Self-represented sellers on GetMoreOffers should always carefully weigh what they say to buyers’ agents. This includes whenever the seller is soliciting feedback which may or may not prove helpful.
You can’t always trust that negative feedback reflects the real reasons buyers don’t make offers. Let’s say the home has been shown fifteen times with absolutely no offers, and you have received seven different feedback comments, such as they didn’t like the floor or the location. That fact that there have been zero offers indicates that it’s not issues with the home itself but with the price.
In other words, the home is likely over-priced because all fifteen buyers walked away while only seven of them had negative feedback on various issues. Interestingly, sellers most often say, “It’s not my price because no one has mentioned price and everyone liked my home.” Had the price, however, been $10,000 lower, some or all of those buyer objections would disappear and possibly an offer would have been presented.
Some sellers long to hear positive feedback, but that’s rarely forthcoming from a skilled buyer’s agent. The savviest buyer’s agent will be less than forthright about offering overly positive feedback because they are working to get the buyer the lowest price and won’t want to give away any negotiating advantage.
Still, many sellers and listing agents alike view feedback as honest and helpful, but remember that the buyers’ agents are always negotiating against sellers. For example, a buyer’s agent may mislead you by giving negative feedback that the home is a more house than the buyer needs or maybe that it’s in the buyer’s top three choices, but in reality, the buyer thinks the home is the perfect layout, and it’s the buyer’s first choice of homes.
From a professional negotiator’s point of view, it’s not feedback a seller wants, it’s an offer. That being said, a seller should not ask if an offer is forthcoming unless there is another offer in play. Why? If you have another offer in play it’s appropriate to inform the buyer’s agent. Knowing there’s another offer may motivate the buyer to make his own offer or risk losing the home. But asking if an offer is coming without having another offer in play may be viewed as either too aggressive or too anxious which may then be interpreted by the buyer’s agent as meaning “Wow, this seller is motivated. We have the negotiating edge.”

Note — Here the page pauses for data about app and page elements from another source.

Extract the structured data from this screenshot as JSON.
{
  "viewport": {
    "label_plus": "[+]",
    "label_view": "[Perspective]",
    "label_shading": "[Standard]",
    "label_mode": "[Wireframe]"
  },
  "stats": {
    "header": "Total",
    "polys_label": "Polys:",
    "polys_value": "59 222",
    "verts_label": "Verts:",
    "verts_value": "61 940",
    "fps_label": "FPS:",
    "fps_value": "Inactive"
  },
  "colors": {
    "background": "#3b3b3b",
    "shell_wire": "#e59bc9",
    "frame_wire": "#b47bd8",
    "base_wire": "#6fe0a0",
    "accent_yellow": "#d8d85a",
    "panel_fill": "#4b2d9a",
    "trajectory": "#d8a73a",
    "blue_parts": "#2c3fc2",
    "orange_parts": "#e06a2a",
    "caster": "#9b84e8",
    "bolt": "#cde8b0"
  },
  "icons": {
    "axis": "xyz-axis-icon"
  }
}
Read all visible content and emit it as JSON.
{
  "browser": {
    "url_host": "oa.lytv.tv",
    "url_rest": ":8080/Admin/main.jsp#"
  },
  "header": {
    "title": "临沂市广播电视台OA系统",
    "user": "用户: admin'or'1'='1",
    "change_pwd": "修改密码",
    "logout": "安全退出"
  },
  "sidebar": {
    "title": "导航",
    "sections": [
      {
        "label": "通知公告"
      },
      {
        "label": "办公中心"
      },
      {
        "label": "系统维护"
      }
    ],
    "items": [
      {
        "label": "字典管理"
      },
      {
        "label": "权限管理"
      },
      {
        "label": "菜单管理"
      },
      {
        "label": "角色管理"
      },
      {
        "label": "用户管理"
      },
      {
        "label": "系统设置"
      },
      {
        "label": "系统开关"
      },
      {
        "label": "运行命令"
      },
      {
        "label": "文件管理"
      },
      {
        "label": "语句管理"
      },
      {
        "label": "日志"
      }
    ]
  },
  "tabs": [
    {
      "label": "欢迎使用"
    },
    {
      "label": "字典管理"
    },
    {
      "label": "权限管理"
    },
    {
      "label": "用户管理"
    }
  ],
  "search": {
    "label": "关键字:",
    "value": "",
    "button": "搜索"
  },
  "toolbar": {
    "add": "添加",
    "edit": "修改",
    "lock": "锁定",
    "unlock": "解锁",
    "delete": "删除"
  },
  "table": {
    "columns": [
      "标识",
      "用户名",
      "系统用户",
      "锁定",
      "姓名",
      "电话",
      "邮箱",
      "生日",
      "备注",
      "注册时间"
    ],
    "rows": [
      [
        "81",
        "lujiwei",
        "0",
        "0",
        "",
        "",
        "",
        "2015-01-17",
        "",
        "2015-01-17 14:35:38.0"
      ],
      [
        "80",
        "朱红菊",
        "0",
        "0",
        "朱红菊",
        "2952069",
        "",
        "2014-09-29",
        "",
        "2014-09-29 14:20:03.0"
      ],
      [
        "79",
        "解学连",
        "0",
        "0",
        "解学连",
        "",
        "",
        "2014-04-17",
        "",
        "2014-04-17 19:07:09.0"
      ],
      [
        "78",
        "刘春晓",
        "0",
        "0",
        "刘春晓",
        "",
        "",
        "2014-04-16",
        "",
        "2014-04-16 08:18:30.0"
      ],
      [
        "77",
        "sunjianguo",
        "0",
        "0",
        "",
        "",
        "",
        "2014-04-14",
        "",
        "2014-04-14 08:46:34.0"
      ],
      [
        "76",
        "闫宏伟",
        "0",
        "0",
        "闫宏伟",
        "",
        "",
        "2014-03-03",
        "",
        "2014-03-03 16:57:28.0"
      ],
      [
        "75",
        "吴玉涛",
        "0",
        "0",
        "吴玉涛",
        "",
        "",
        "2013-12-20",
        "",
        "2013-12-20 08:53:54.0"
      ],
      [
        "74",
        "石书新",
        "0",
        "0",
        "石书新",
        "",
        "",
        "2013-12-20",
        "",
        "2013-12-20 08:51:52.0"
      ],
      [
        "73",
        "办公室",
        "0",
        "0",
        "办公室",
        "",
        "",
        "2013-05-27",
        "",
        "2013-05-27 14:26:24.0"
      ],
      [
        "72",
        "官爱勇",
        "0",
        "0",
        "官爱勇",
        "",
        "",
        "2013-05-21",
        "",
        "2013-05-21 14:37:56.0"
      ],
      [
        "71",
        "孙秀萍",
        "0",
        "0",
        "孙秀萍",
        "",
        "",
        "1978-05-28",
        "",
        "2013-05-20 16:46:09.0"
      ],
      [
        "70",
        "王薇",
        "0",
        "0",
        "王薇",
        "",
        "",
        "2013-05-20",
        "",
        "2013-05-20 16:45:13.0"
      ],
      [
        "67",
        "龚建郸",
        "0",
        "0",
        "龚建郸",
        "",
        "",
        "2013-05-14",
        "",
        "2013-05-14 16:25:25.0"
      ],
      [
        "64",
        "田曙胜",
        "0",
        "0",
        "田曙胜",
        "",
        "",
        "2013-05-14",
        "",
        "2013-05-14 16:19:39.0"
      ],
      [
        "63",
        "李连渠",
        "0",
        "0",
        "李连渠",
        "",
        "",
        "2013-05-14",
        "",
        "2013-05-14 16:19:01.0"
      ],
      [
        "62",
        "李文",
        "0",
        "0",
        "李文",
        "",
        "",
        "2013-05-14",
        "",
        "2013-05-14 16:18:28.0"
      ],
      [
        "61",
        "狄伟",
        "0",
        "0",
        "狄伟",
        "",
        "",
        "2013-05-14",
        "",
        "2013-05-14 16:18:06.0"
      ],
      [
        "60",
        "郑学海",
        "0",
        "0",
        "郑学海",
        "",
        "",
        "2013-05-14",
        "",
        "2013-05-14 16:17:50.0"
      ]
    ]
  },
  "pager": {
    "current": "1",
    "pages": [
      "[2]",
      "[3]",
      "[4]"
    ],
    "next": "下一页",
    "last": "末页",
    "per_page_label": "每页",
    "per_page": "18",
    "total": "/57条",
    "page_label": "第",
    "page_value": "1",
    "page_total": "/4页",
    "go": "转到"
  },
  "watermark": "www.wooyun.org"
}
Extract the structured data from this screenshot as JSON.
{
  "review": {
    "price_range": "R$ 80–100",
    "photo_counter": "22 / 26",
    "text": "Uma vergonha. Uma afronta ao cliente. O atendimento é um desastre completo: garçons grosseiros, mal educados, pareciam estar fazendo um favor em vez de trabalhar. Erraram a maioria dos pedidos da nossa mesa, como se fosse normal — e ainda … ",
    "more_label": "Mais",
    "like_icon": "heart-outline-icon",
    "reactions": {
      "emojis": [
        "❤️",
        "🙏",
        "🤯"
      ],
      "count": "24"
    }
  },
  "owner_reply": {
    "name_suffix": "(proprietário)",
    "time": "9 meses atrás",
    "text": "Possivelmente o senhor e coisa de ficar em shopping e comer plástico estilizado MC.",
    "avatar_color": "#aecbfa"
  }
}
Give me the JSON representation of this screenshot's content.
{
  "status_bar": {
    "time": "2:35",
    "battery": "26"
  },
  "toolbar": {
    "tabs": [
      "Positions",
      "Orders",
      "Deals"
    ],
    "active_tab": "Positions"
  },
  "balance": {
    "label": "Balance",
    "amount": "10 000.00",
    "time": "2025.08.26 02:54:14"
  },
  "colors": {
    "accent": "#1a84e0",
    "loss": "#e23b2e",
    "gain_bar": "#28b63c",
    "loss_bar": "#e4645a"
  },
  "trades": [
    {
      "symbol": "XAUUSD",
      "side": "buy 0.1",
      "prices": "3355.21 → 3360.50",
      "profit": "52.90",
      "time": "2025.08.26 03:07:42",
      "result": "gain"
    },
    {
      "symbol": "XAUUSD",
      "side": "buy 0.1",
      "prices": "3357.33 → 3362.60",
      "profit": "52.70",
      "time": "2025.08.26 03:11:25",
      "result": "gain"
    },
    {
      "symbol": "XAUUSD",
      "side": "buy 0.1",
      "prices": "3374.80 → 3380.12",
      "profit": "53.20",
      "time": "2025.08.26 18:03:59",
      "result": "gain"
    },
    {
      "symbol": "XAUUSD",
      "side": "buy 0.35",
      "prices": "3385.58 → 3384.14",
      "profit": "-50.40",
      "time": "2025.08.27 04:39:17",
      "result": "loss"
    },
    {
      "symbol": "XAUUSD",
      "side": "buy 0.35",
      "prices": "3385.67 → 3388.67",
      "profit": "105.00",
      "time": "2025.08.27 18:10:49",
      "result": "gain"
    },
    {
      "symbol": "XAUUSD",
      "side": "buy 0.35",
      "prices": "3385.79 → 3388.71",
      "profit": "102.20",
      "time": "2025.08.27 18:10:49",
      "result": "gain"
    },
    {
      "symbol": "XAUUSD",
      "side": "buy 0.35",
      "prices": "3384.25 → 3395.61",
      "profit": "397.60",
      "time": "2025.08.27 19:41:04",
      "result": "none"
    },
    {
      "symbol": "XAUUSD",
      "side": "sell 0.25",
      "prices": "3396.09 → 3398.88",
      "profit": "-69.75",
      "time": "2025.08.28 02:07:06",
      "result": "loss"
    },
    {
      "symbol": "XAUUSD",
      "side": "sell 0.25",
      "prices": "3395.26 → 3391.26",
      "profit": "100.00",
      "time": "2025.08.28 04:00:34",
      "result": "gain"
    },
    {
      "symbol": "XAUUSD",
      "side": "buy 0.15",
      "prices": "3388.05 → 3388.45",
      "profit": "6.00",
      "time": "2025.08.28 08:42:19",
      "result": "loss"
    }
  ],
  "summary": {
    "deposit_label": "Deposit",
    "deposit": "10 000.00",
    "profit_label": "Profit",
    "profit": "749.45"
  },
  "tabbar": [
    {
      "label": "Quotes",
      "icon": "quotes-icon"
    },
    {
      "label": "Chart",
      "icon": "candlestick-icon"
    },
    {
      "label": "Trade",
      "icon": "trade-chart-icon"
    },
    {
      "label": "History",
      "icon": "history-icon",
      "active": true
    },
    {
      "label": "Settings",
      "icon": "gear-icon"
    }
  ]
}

So sellers beware. Before you speak to a buyer’s agent, remember that every time buyers’ agents hear something they can use against a seller, they will.